L. Lat. With the will annexed. A term applied to administration granted where a testator makes an incomplete will, without naming any executors, or where he names incapable persons, or where the executors named refuse to act. [3]

The will of Morris Kelly Sheppard was entered into the bound volume of the Administration Records and clearly shows that no executor was named. What I have not yet verified is whether all wills in Richland Co., Ohio were for some reason included in with the Administration Records between 1823 and 1848.

Sources and credits:

1848 Ohio map by Jeremiah Greenleaf, courtesy David Rumsey Historical Map Collection online at http://www.davidrumsey.com/ via a Creative Commons license.

All screenshots in this post are from the FamilySearch.org website created and maintained by the Church of Jesus Christ of Latter-Day Saints (LDS), accessed 06 Feb 2014.

[1]  Anne Lockwood Dallas Budd, Richland County, Ohio, Abstracts of Wills, 1813-1873 (Mansfield, Ohio: Ohio Genealogical Society, 1974), p. 71.

[2]  Richland County, Ohio, Court of Common Pleas, Mansfield, Administration Records vol. 7, 1844-1848 p. 27, entry for Morris Kelly Sheppard, 21 Aug 1847; digital images, “Ohio, Probate Records, 1789-1996.” FamilySearch (https://familysearch.org : accessed 06 Feb 2014), imaged from FHL microfilm 960,100.

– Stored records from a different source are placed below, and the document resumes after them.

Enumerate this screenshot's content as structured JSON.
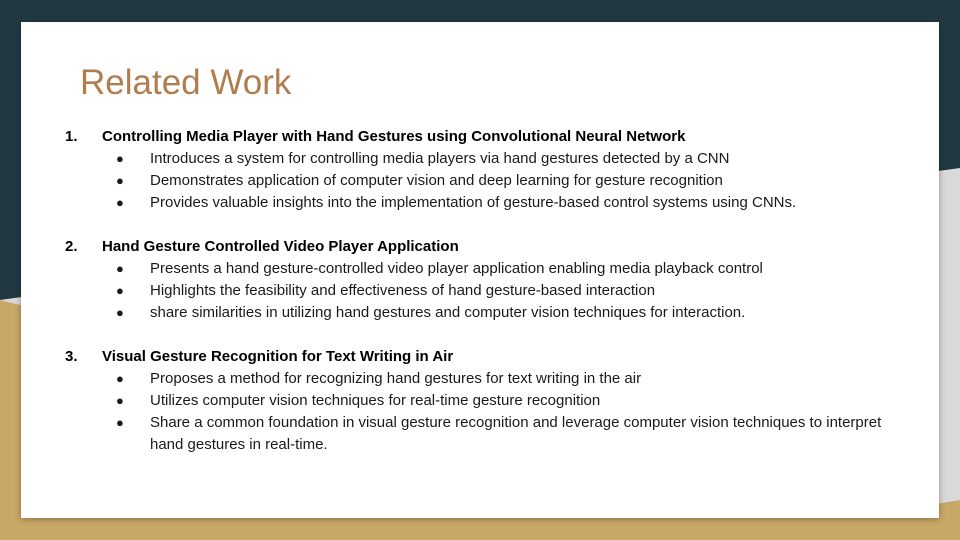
{
  "colors": {
    "title": "#b07d4f",
    "dark_bg": "#213843",
    "gold_bg": "#c9a867",
    "light_bg": "#d9d9d9",
    "card": "#ffffff"
  },
  "slide": {
    "title": "Related Work",
    "bullet_glyph": "●",
    "sections": [
      {
        "number": "1.",
        "title": "Controlling Media Player with Hand Gestures using Convolutional Neural Network",
        "bullets": [
          "Introduces a system for controlling media players via hand gestures detected by a CNN",
          "Demonstrates application of computer vision and deep learning for gesture recognition",
          "Provides valuable insights into the implementation of gesture-based control systems using CNNs."
        ]
      },
      {
        "number": "2.",
        "title": "Hand Gesture Controlled Video Player Application",
        "bullets": [
          "Presents a hand gesture-controlled video player application enabling media playback control",
          "Highlights the feasibility and effectiveness of hand gesture-based interaction",
          "share similarities in utilizing hand gestures and computer vision techniques for interaction."
        ]
      },
      {
        "number": "3.",
        "title": "Visual Gesture Recognition for Text Writing in Air",
        "bullets": [
          "Proposes a method for recognizing hand gestures for text writing in the air",
          "Utilizes computer vision techniques for real-time gesture recognition",
          "Share a common foundation in visual gesture recognition and leverage computer vision techniques to interpret hand gestures in real-time."
        ]
      }
    ]
  }
}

[3]  Henry Campbell Black, Black’s Law Dictionary, abridged 5th ed. (St. Paul, Minnesota : West Publishing Co., 1983), p. 200.